"Many of the terms regarding prohibited online content are vague. This creates a risk of being interpreted differently by different people, and uncertainty in terms of those creating, publishing, or sharing digital or social media content not knowing whether or not they are liable for breaches of the Regulation," said Bangladesh Legal Aid and Services Trust (BLAST) in their submission to the BTRC.
BLAST further explained, "For example, social media intermediaries are required to block content that is 'false or threatening and insulting or humiliating to a person'. Content that goes against 'decency, morality, social acceptance, social values, against national culture' is also prohibited – but these terms have no universal definitions, each person will have a different view."
Sunamganj youth Jhumon Das was arrested in March last year, under the Digital Security Act, for posting a status about Hefajat-e-Islam leader Mamunul Haque. His case stated that he hurt religious sentiment by commenting on the Islamic leader.
Subsequently, however, Haque was arrested in a widely publicised raid in a hotel, where he was found with his second wife. He was prosecuted in 17 separate cases for inciting communal violence.
All forms of media, including social media, were slathered with coverage and critiques of Haque; Jhumon was arrested for precisely this and his act was classified as "hurting religious sentiment".
"We have seen interpretation of the abovementioned grounds arbitrarily to suit motivated objectives over the years.

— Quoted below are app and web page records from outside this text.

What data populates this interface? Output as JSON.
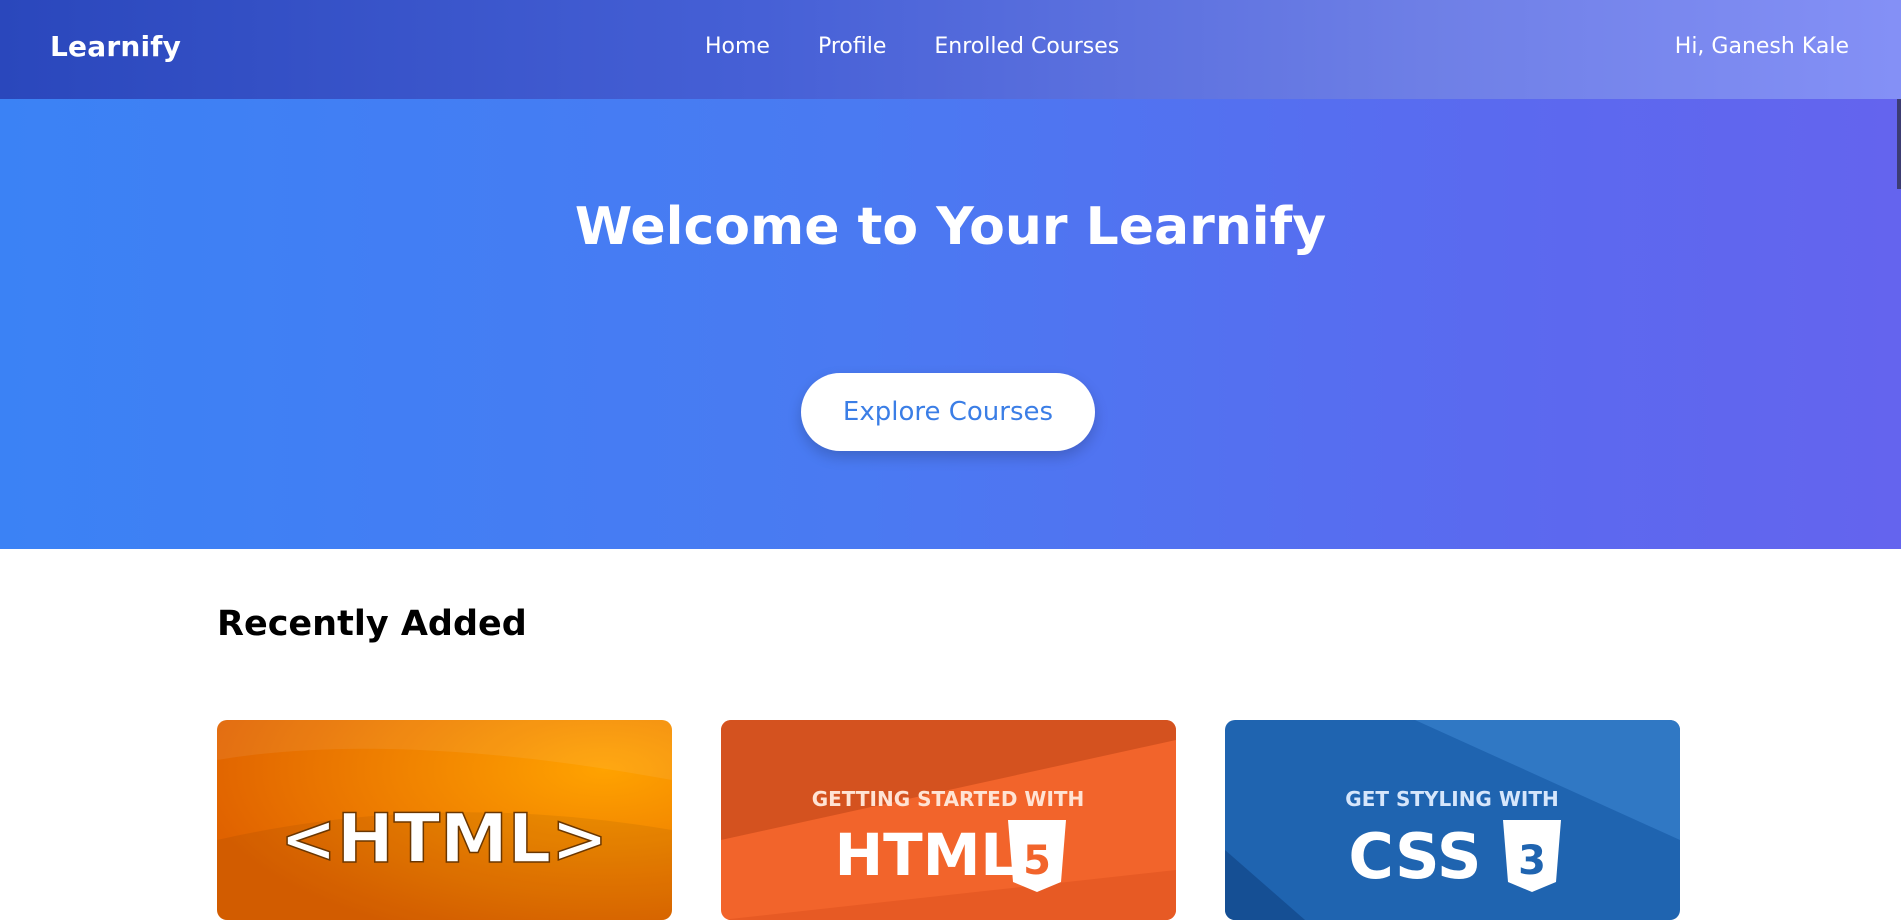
{
  "nav": {
    "brand": "Learnify",
    "links": [
      "Home",
      "Profile",
      "Enrolled Courses"
    ],
    "greeting": "Hi, Ganesh Kale"
  },
  "hero": {
    "title": "Welcome to Your Learnify",
    "cta_label": "Explore Courses"
  },
  "recent": {
    "title": "Recently Added",
    "cards": [
      {
        "image_text": "<HTML>"
      },
      {
        "image_kicker": "GETTING STARTED WITH",
        "image_text": "HTML",
        "badge": "5"
      },
      {
        "image_kicker": "GET STYLING WITH",
        "image_text": "CSS",
        "badge": "3"
      }
    ]
  },
  "colors": {
    "nav_start": "#2a47bc",
    "nav_end": "#8490f6",
    "hero_start": "#3b82f5",
    "hero_end": "#6464ee",
    "cta_text": "#3b7ee6"
  }
}
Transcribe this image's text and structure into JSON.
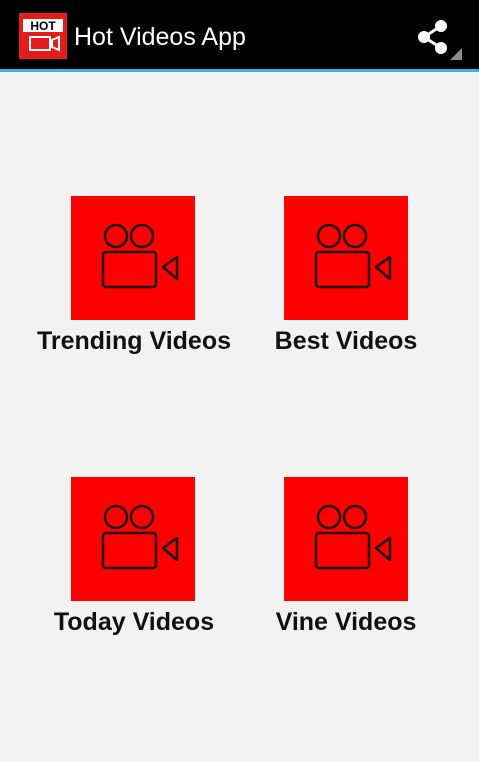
{
  "app_bar": {
    "title": "Hot Videos App",
    "logo_text": "HOT",
    "icon": "app-logo-icon",
    "share_icon": "share-icon",
    "background_color": "#000000",
    "divider_color": "#33b5e5"
  },
  "tiles": [
    {
      "label": "Trending Videos",
      "icon": "video-camera-icon"
    },
    {
      "label": "Best Videos",
      "icon": "video-camera-icon"
    },
    {
      "label": "Today Videos",
      "icon": "video-camera-icon"
    },
    {
      "label": "Vine Videos",
      "icon": "video-camera-icon"
    }
  ],
  "colors": {
    "tile_background": "#ff0000",
    "page_background": "#f2f2f2",
    "label_text": "#111111"
  }
}
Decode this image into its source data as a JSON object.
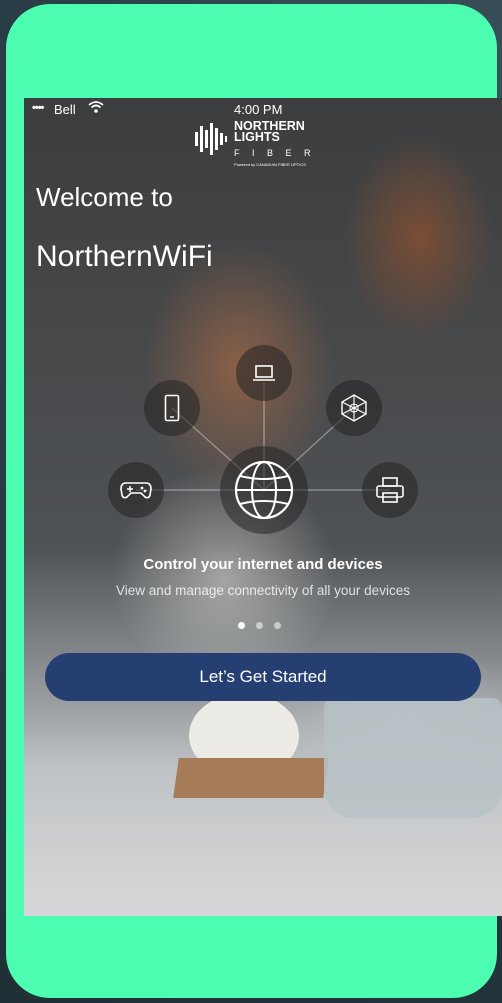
{
  "status_bar": {
    "signal": "••••",
    "carrier": "Bell",
    "wifi_icon": "wifi-icon",
    "time": "4:00 PM"
  },
  "logo": {
    "line1": "NORTHERN",
    "line2": "LIGHTS",
    "line3": "F I B E R",
    "tagline": "Powered by CANADIAN FIBER OPTICS"
  },
  "hero": {
    "welcome": "Welcome to",
    "app_name": "NorthernWiFi"
  },
  "device_hub": {
    "center_icon": "globe-icon",
    "devices": [
      "laptop-icon",
      "phone-icon",
      "network-icon",
      "gamepad-icon",
      "printer-icon"
    ]
  },
  "slide": {
    "title": "Control your internet and devices",
    "subtitle": "View and manage connectivity of all your devices",
    "pages": 3,
    "active_page": 1
  },
  "cta": {
    "label": "Let’s Get Started"
  },
  "colors": {
    "frame": "#4cfcb0",
    "button": "#253f72",
    "background": "#2b3f48"
  }
}
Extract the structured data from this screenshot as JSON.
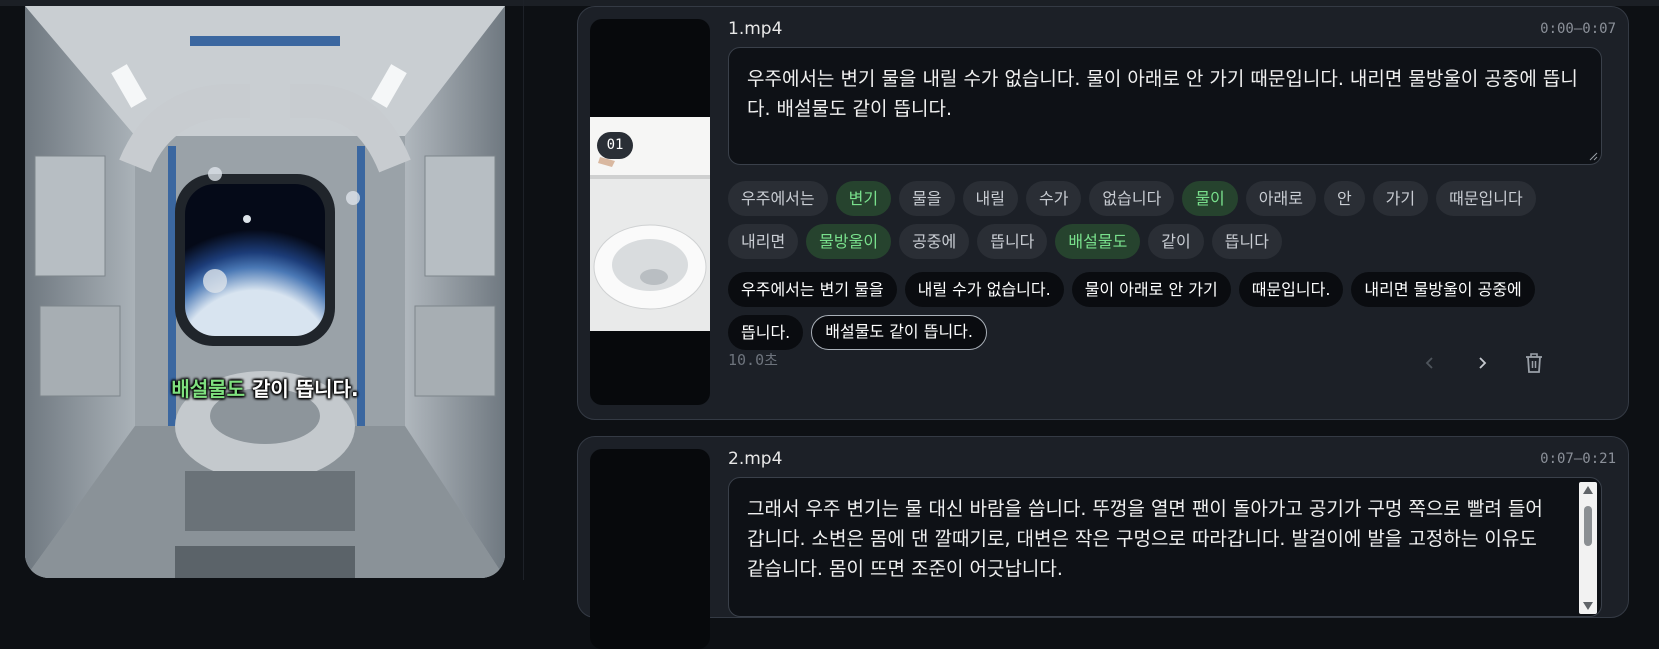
{
  "preview": {
    "subtitle_highlight": "배설물도",
    "subtitle_rest": "같이 뜹니다."
  },
  "clips": [
    {
      "filename": "1.mp4",
      "time_range": "0:00–0:07",
      "badge": "01",
      "text": "우주에서는 변기 물을 내릴 수가 없습니다. 물이 아래로 안 가기 때문입니다. 내리면 물방울이 공중에 뜹니다. 배설물도 같이 뜹니다.",
      "words": [
        {
          "text": "우주에서는",
          "highlighted": false
        },
        {
          "text": "변기",
          "highlighted": true
        },
        {
          "text": "물을",
          "highlighted": false
        },
        {
          "text": "내릴",
          "highlighted": false
        },
        {
          "text": "수가",
          "highlighted": false
        },
        {
          "text": "없습니다",
          "highlighted": false
        },
        {
          "text": "물이",
          "highlighted": true
        },
        {
          "text": "아래로",
          "highlighted": false
        },
        {
          "text": "안",
          "highlighted": false
        },
        {
          "text": "가기",
          "highlighted": false
        },
        {
          "text": "때문입니다",
          "highlighted": false
        },
        {
          "text": "내리면",
          "highlighted": false
        },
        {
          "text": "물방울이",
          "highlighted": true
        },
        {
          "text": "공중에",
          "highlighted": false
        },
        {
          "text": "뜹니다",
          "highlighted": false
        },
        {
          "text": "배설물도",
          "highlighted": true
        },
        {
          "text": "같이",
          "highlighted": false
        },
        {
          "text": "뜹니다",
          "highlighted": false
        }
      ],
      "phrases": [
        {
          "text": "우주에서는 변기 물을",
          "selected": false
        },
        {
          "text": "내릴 수가 없습니다.",
          "selected": false
        },
        {
          "text": "물이 아래로 안 가기",
          "selected": false
        },
        {
          "text": "때문입니다.",
          "selected": false
        },
        {
          "text": "내리면 물방울이 공중에",
          "selected": false
        },
        {
          "text": "뜹니다.",
          "selected": false
        },
        {
          "text": "배설물도 같이 뜹니다.",
          "selected": true
        }
      ],
      "duration": "10.0초"
    },
    {
      "filename": "2.mp4",
      "time_range": "0:07–0:21",
      "text": "그래서 우주 변기는 물 대신 바람을 씁니다. 뚜껑을 열면 팬이 돌아가고 공기가 구멍 쪽으로 빨려 들어갑니다. 소변은 몸에 댄 깔때기로, 대변은 작은 구멍으로 따라갑니다. 발걸이에 발을 고정하는 이유도 같습니다. 몸이 뜨면 조준이 어긋납니다."
    }
  ],
  "colors": {
    "highlight_green": "#79e08c",
    "card_bg": "#1c2027",
    "page_bg": "#0d1014"
  }
}
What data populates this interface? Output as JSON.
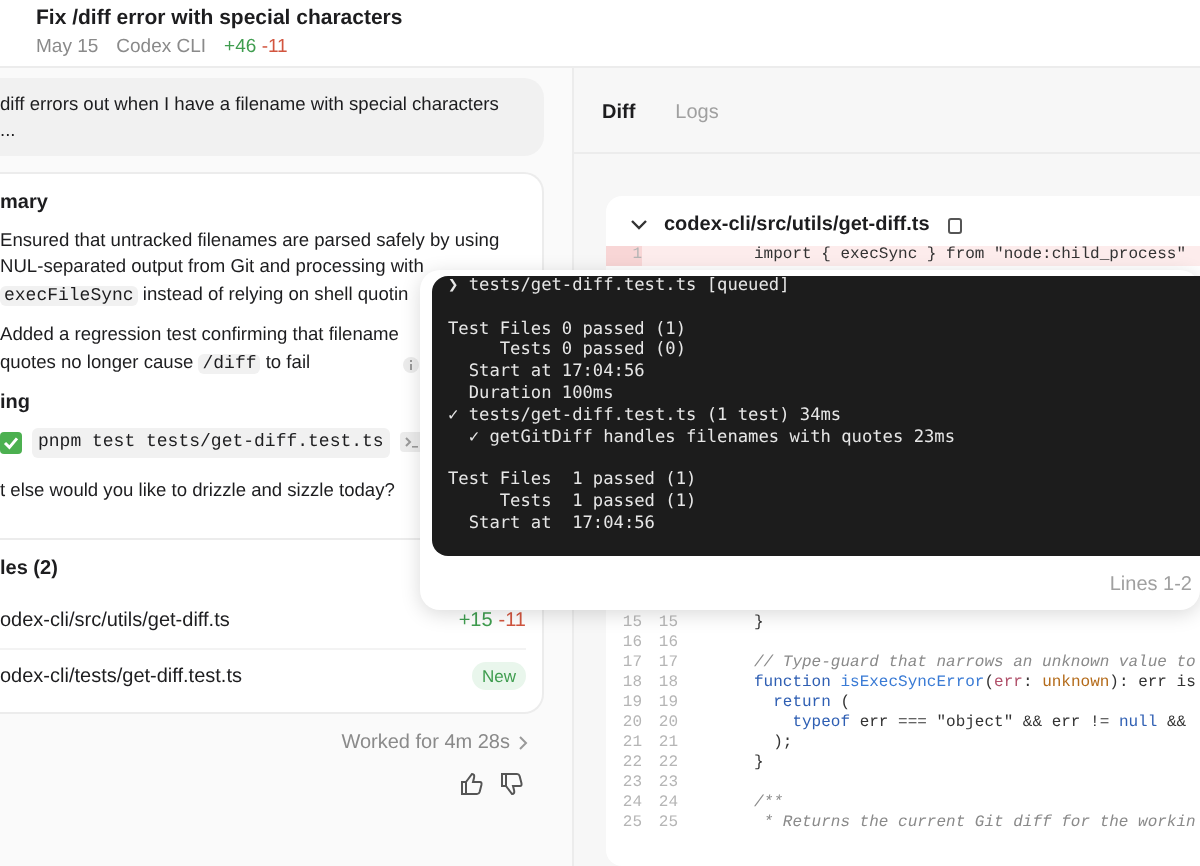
{
  "header": {
    "title": "Fix /diff error with special characters",
    "date": "May 15",
    "source": "Codex CLI",
    "added": "+46",
    "removed": "-11"
  },
  "message": {
    "lines": [
      "diff errors out when I have a filename with special characters",
      "..."
    ]
  },
  "summary": {
    "heading": "mary",
    "bullets": [
      {
        "parts": [
          {
            "kind": "text",
            "text": "Ensured that untracked filenames are parsed safely by using"
          },
          {
            "kind": "break"
          },
          {
            "kind": "text",
            "text": "NUL-separated output from Git and processing with"
          },
          {
            "kind": "break"
          },
          {
            "kind": "code",
            "text": "execFileSync"
          },
          {
            "kind": "text",
            "text": " instead of relying on shell quotin"
          }
        ],
        "info": false
      },
      {
        "parts": [
          {
            "kind": "text",
            "text": "Added a regression test confirming that filename"
          },
          {
            "kind": "break"
          },
          {
            "kind": "text",
            "text": "quotes no longer cause "
          },
          {
            "kind": "code",
            "text": "/diff"
          },
          {
            "kind": "text",
            "text": " to fail"
          }
        ],
        "info": true
      }
    ]
  },
  "testing": {
    "heading": "ing",
    "command": "pnpm test tests/get-diff.test.ts",
    "passed": true
  },
  "question": "t else would you like to drizzle and sizzle today?",
  "files": {
    "heading": "les (2)",
    "items": [
      {
        "path": "odex-cli/src/utils/get-diff.ts",
        "kind": "changes",
        "added": "+15",
        "removed": "-11"
      },
      {
        "path": "odex-cli/tests/get-diff.test.ts",
        "kind": "new",
        "badge": "New"
      }
    ]
  },
  "worked": "Worked for 4m 28s",
  "tabs": [
    {
      "label": "Diff",
      "selected": true
    },
    {
      "label": "Logs",
      "selected": false
    }
  ],
  "diff": {
    "file": "codex-cli/src/utils/get-diff.ts",
    "expanded": true,
    "rows": [
      {
        "kind": "deleted",
        "old": "1",
        "tokens": [
          {
            "kind": "plain",
            "text": "import { execSync } from \"node:child_process\""
          }
        ]
      },
      {
        "kind": "context",
        "old": "15",
        "new": "15",
        "tokens": [
          {
            "kind": "plain",
            "text": "}"
          }
        ]
      },
      {
        "kind": "context",
        "old": "16",
        "new": "16"
      },
      {
        "kind": "context",
        "old": "17",
        "new": "17",
        "tokens": [
          {
            "kind": "comment",
            "text": "// Type-guard that narrows an unknown value to"
          }
        ]
      },
      {
        "kind": "context",
        "old": "18",
        "new": "18",
        "tokens": [
          {
            "kind": "keyword",
            "text": "function "
          },
          {
            "kind": "name",
            "text": "isExecSyncError"
          },
          {
            "kind": "plain",
            "text": "("
          },
          {
            "kind": "param",
            "text": "err"
          },
          {
            "kind": "plain",
            "text": ": "
          },
          {
            "kind": "type",
            "text": "unknown"
          },
          {
            "kind": "plain",
            "text": "): err is"
          }
        ]
      },
      {
        "kind": "context",
        "old": "19",
        "new": "19",
        "tokens": [
          {
            "kind": "keyword",
            "text": "  return "
          },
          {
            "kind": "plain",
            "text": "("
          }
        ]
      },
      {
        "kind": "context",
        "old": "20",
        "new": "20",
        "tokens": [
          {
            "kind": "keyword",
            "text": "    typeof "
          },
          {
            "kind": "plain",
            "text": "err === \"object\" && err != "
          },
          {
            "kind": "keyword",
            "text": "null"
          },
          {
            "kind": "plain",
            "text": " &&"
          }
        ]
      },
      {
        "kind": "context",
        "old": "21",
        "new": "21",
        "tokens": [
          {
            "kind": "plain",
            "text": "  );"
          }
        ]
      },
      {
        "kind": "context",
        "old": "22",
        "new": "22",
        "tokens": [
          {
            "kind": "plain",
            "text": "}"
          }
        ]
      },
      {
        "kind": "context",
        "old": "23",
        "new": "23"
      },
      {
        "kind": "context",
        "old": "24",
        "new": "24",
        "tokens": [
          {
            "kind": "comment",
            "text": "/**"
          }
        ]
      },
      {
        "kind": "context",
        "old": "25",
        "new": "25",
        "tokens": [
          {
            "kind": "comment",
            "text": " * Returns the current Git diff for the workin"
          }
        ]
      }
    ]
  },
  "terminal": {
    "blocks": [
      [
        "❯ tests/get-diff.test.ts [queued]"
      ],
      [
        "Test Files 0 passed (1)",
        "     Tests 0 passed (0)",
        "  Start at 17:04:56",
        "  Duration 100ms",
        "✓ tests/get-diff.test.ts (1 test) 34ms",
        "  ✓ getGitDiff handles filenames with quotes 23ms"
      ],
      [
        "Test Files  1 passed (1)",
        "     Tests  1 passed (1)",
        "  Start at  17:04:56"
      ]
    ],
    "footer": "Lines 1-2"
  }
}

There is no standard of reasonableness that is ascribed when assessing whether an action tantamount to a severe and genuine violation of these grounds," opined TIB in their letter.
In addition to threatening platforms and companies with prosecution, the draft regulation empowers the BTRC with the ability to direct service providers to remove or block content – and the providers must comply.
GNI said that this will make it difficult for intermediaries to respect their users' rights to freedom of expression and privacy.
"The penalty for non-compliance with a removal order is disproportionate and unacceptable," said TIB in its letter, adding that this takes away the agency of the service provider to make sure that removal requests are justified.
Meanwhile, the Internet Society said in a policy brief, the scope of content takedown laid out in the draft regulation is overly broad and loosely defined, which "risks making a substantial portion of global knowledge inaccessible to internet users in Bangladesh."
"To police a broad swath of content on their platform, intermediaries will most likely need to rely on automated systems, which are notorious for their inability to meaningfully distinguish between legal and illegal information. For instance, filters designed to target the word 'breast' have previously blocked content about breast cancer," said the Society.
Experts point out that the regulation does not distinguish between different types and sizes of service providers and intermediaries, as a result, putting the same rigid trappings on a small vlogging channel as a large tech company, such as Meta.
"It is important to recognise that companies such as internet service providers, search engines or web infrastructure companies are less well positioned than social media companies to address concerns about particular online content and conduct, and if subject to the same liability and legal requirements, may be forced to disable access to entire internet-based platforms, services, web pages," said GNI.
The trappings do not end. All service providers must register and get clearance from the Ministry of Information. TIB called this "unwarranted".
"The right of BTRC to cancel, suspend or revoke registration certificates creates substantial business continuity risks for non-resident service providers, which will serve as a significant deterrent for many companies to enter the Bangladesh market, or offer services to local consumers," said TIB.
With its sweeping penalties and broad definitions, the regulation achieves what the DSA could not – instead of repressing freedom of expression of individual users, it uses mass-control techniques for highest possible impact.